Look through the data below and count each line where the word "your" appears. Reply with the count alone.

┄┄┄┄┄┄┄┄┄┄┄┄┄┄┄┄┄┄┄┄

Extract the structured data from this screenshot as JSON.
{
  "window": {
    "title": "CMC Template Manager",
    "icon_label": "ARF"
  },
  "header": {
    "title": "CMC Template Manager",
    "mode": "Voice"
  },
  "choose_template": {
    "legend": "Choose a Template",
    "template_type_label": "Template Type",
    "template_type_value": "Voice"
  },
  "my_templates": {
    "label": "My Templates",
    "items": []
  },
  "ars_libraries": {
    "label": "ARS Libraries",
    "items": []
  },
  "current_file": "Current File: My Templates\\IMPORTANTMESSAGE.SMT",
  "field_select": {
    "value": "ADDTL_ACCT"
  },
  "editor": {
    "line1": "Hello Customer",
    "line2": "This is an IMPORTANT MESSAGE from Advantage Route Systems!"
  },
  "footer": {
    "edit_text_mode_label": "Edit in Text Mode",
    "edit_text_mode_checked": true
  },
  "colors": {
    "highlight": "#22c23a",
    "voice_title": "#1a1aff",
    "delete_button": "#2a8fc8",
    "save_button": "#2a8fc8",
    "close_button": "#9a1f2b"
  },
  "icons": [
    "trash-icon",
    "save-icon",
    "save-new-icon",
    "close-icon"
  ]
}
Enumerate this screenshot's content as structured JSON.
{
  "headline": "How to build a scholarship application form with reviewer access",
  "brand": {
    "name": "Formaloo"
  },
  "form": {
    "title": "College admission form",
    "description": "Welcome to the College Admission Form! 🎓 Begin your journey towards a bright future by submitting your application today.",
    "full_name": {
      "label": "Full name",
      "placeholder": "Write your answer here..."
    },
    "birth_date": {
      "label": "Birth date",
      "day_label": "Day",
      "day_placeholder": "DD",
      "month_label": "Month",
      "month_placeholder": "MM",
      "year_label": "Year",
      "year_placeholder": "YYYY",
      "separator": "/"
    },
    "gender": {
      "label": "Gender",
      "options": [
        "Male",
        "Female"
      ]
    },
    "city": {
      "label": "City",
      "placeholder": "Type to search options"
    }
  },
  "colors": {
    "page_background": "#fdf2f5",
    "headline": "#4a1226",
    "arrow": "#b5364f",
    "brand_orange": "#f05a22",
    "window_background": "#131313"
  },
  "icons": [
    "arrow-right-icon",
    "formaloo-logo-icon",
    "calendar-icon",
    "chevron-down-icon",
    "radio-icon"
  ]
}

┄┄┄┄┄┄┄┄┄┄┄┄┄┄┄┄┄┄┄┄

### Output below:
2